Swash Line

It’s not just where miles of dried
spartina stalks have been washed
into the tide and returned, making
rattan mats the gulls step on like
barefoot house boys, or the sinking
into the sand of tangled creatures
who couldn’t let go,

or the way they heap as if piled
there by a copper-skinned man
gathering his roofing in a time
now as ceased as the midden shell
rings and the rose-colored sail
of his boat.

It’s not the way a storm tide
thrashes white foam up and over
the lip formed by last year’s dredge
spew, a renourished beach, these
desiccated reeds criss-crossed
and flattened into a seamstress’s
edging suddenly spongy with salt vomit
and rain,

or the humiliating contrast
of the hotel’s pots of hyacinths
blushing in the midst of dusty miller,
and the bordered mauve kale opening
like a girl’s crinoline under the

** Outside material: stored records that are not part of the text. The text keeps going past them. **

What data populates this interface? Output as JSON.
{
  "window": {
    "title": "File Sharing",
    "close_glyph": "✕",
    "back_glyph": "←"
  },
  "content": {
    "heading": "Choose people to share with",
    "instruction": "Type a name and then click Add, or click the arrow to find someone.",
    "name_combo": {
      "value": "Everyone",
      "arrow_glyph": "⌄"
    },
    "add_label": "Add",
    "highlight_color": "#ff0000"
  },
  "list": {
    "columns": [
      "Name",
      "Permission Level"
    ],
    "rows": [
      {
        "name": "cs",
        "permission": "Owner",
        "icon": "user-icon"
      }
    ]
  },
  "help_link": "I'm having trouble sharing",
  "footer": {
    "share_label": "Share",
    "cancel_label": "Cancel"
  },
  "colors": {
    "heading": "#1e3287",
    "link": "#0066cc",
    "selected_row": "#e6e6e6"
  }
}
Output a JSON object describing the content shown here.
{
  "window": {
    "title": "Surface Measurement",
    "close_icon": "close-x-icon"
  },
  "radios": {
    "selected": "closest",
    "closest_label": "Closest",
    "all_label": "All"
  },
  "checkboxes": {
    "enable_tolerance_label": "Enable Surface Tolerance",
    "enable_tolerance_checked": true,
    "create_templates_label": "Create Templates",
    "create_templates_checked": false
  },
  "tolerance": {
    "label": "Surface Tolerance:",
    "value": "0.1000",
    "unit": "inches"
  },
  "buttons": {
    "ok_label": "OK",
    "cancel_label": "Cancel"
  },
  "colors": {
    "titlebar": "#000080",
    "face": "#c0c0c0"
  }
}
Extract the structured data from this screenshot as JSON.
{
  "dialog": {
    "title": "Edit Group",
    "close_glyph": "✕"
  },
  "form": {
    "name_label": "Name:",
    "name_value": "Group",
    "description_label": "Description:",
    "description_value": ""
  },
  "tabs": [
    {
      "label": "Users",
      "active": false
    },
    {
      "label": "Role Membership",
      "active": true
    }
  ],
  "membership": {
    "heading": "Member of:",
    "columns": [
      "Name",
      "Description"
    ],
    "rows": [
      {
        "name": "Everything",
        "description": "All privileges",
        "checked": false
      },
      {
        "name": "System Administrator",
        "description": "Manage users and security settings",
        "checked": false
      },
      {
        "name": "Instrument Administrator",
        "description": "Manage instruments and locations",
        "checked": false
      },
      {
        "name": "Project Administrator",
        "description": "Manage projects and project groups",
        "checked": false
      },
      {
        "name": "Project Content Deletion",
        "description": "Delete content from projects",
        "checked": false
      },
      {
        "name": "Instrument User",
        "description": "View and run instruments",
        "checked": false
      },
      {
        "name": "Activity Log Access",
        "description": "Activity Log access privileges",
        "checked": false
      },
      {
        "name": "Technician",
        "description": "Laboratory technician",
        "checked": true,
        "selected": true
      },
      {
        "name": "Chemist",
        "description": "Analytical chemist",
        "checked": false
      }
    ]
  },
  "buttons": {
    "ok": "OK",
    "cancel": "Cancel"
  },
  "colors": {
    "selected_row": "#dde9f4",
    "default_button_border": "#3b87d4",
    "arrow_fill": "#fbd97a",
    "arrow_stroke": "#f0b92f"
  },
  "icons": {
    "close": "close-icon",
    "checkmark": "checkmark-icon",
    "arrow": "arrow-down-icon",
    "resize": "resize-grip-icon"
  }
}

The land drawing its line against a
sculpting ocean that eats into cliff,
that powders schist, hurling the
knobbed whelk out of dream,
castigating siphon-feeders and the
filtering soft-coin lives that attach
themselves to slippery stone, creating
a polis with a single, repetitive thought,

the moon-crab slowly aslant
in its preoccupations, scrape-
sliding over husks once green
and high, swiveling stalked eyes
toward the surf, swinging about
on vibrations in the reeds,
the ground of its being held to
the land by the land’s leavings,
as the sea whines like a dog.

John Allman | Mudlark No. 31
Contents | Dream